An admitted bookie from California pleaded guilty Friday to illegal gambling and money laundering after agreeing to testify at trial against Teddy Mitchell, of Oklahoma City.
Richard Allen Hancock, 67, will be sentenced later.
He told an Oklahoma City federal judge in his plea paperwork that he entered into a plea agreement with prosecutors “to atone for my misconduct and begin a better life.”
In late January, Hancock turned over to federal agents a black duffel bag containing more than $1 million in cash, the FBI said. Hancock had stored the money bag at a lockbox business in Newport Beach, Calif.
“He's agreed to tell the truth, and that's what he did today,” said his attorney, John Coyle. “He wants to go in a different direction for the balance of his life.”
Mitchell, 58, is awaiting trial on a federal indictment that accuses him of making millions of dollars by hosting illegal high-stakes poker games at his Oklahoma City home and by illegally taking bets on sporting events.
Mitchell's attorney contends Mitchell is a professional gambler who believed he was acting legally.
The gambling case has attracted widespread public attention because Mitchell's wife, Julie, 34, was brutally beaten to death in their home in November 2010.
Teddy Mitchell was traveling out of state at the time. One of his sons found the body in a bedroom closet.
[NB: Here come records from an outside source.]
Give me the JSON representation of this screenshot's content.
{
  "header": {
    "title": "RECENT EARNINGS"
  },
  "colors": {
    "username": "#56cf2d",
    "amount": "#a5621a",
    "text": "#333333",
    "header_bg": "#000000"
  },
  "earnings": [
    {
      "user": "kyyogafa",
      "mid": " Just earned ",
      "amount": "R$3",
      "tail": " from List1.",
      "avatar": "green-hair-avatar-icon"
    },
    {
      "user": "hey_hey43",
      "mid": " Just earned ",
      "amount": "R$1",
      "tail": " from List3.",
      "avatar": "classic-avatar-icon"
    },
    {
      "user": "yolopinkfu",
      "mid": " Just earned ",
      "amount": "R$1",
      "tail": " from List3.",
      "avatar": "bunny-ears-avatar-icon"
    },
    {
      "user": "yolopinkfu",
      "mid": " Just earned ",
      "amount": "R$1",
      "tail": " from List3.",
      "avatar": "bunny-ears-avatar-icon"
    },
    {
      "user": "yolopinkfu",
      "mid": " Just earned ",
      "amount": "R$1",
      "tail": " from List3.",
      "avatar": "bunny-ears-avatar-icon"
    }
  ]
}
Police have not arrested anyone in the death.
In court Friday, Hancock admitted he was involved with Teddy Mitchell in an illegal offshore Internet sports betting business. He also admitted sending checks from betting clients to Gortation Management, a Costa Rican shell company.
“I was a bookmaker,” he told U.S. District Judge David Russell in a clear voice.
He said he had eight to 10 subagents who worked under him. He described Mitchell as an agent “of mine with customers in Oklahoma.”
“I want to say I began in 2004,” Hancock told the judge.
In court affidavits, the FBI says that Internet gambling has become a multibillion-dollar illegal business.
“Many bookies in the United States who illegally accept sports wagers have begun using an Internet gambling website to manage the gambling activity of their clients, thus becoming ‘agents' of the Internet gambling website,” FBI Special Agent Francis J. Bowles Jr. reported in one court affidavit.
“In return for using a gambling website, a bookie agrees to pay the owners of the website a percentage of the losses they collect from their gambling clients,” the agent reported.
First to plead guilty
Hancock was indicted, along with Mitchell, in September. Also indicted were two of Mitchell's sons, his best friend and four other men.
Hancock, of Yorba Linda, Calif., was the first of the nine men to plead guilty. Others are expected to reach deals with prosecutors, too.
Hancock had faced four felony counts in the indictment. Under his agreement, he pleaded guilty to two felony counts in a new charge.
He faces up to five years in prison and a $250,000 fine on the first count — involvement in an illegal offshore Internet sports betting business.
He faces 10 years in prison and a $250,000 fine on the money laundering count.
Hancock must forfeit $1,450,000 to the federal government. He will be given credit for the $1,039,575 he already turned over to FBI and Internal Revenue Service agents in California in January.
His attorney, Coyle, said, “The use of the Internet in sports gambling is the way almost all sports gambling is conducted throughout the rest of the world. Unfortunately, it's illegal in the United States.”
The attorney said a few states, though, are allowing Internet gambling. “It's evolving,” he said.
Mitchell does not deny being involved in sports wagering. His defense attorney said Friday that Mitchell believes he acted legally because he bought a gambling stamp at the advice of the IRS.
“The IRS has what's called a gambling stamp. They told him … if he would do that and report all his income it was legal,” defense attorney Scott Adams said.
“That's what he did. He did it for 15, 20 years. … Why do they have it, and why do they tell you to buy it and report all your income and everything's fine … and then all of a sudden they say, ‘No, it's illegal?' It's our position they told him to do it and he did exactly what he was instructed to do.”